Locate all lines in the data below that hold "sesión" and show them.

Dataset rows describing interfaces
= = =

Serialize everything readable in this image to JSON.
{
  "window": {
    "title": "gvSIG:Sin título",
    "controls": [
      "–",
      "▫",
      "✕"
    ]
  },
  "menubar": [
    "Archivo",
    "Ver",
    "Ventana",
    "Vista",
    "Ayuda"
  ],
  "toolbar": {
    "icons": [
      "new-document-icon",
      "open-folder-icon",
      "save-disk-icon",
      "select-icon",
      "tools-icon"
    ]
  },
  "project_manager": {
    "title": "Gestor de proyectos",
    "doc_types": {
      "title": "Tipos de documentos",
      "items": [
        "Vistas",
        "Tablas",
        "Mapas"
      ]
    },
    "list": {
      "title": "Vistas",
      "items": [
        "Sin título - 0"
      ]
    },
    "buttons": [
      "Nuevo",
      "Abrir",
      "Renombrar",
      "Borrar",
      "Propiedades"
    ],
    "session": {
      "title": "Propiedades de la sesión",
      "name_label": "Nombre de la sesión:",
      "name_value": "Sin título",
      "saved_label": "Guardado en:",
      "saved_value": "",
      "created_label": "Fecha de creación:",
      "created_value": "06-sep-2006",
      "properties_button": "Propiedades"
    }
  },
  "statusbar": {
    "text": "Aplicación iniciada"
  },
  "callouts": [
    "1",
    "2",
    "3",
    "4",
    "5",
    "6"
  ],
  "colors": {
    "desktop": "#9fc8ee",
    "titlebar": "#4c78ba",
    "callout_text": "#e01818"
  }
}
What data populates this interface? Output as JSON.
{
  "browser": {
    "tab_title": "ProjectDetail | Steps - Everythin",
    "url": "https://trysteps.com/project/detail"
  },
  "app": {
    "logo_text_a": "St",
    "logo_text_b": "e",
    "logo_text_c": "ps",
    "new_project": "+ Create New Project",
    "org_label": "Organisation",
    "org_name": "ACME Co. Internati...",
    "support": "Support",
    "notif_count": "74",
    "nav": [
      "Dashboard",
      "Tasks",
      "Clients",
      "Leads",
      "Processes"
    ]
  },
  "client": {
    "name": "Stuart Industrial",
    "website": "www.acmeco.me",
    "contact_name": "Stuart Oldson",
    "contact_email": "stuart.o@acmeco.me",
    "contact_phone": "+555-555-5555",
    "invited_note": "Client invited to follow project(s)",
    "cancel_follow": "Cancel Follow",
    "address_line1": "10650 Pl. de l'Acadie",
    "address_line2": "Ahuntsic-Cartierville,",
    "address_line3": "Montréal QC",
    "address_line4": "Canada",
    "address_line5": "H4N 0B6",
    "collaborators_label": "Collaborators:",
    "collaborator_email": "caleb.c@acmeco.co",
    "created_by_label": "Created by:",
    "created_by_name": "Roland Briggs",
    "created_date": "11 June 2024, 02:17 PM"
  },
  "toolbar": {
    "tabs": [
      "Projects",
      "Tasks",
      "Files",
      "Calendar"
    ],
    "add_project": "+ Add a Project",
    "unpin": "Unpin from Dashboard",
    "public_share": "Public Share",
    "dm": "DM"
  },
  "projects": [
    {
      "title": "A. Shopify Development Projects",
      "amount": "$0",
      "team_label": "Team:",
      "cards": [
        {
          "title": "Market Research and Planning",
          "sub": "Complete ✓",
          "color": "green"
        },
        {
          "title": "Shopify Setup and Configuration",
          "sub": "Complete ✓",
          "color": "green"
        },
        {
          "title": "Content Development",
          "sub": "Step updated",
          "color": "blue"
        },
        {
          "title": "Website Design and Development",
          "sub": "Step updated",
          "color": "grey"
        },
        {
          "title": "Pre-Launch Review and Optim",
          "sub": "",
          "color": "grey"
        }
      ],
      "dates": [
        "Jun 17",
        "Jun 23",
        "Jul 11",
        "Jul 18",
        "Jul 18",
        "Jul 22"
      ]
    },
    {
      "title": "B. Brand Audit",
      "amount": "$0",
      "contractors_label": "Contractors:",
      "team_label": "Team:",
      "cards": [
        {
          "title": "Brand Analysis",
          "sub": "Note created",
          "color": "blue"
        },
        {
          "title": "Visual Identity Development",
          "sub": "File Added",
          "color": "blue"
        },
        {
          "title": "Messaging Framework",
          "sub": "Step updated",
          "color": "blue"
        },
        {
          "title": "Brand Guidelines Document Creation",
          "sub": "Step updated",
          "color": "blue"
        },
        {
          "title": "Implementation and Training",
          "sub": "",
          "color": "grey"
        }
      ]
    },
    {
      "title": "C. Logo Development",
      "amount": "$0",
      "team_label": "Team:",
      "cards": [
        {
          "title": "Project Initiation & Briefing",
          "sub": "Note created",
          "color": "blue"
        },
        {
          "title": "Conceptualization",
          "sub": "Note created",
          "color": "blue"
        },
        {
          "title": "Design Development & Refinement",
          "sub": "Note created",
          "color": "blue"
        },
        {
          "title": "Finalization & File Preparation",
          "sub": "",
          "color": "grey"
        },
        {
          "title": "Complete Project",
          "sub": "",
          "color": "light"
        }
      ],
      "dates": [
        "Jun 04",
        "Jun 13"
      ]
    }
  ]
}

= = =

→ **WRITTEN RESPONSE**
      "title": "Propiedades de la sesión",
      "name_label": "Nombre de la sesión:",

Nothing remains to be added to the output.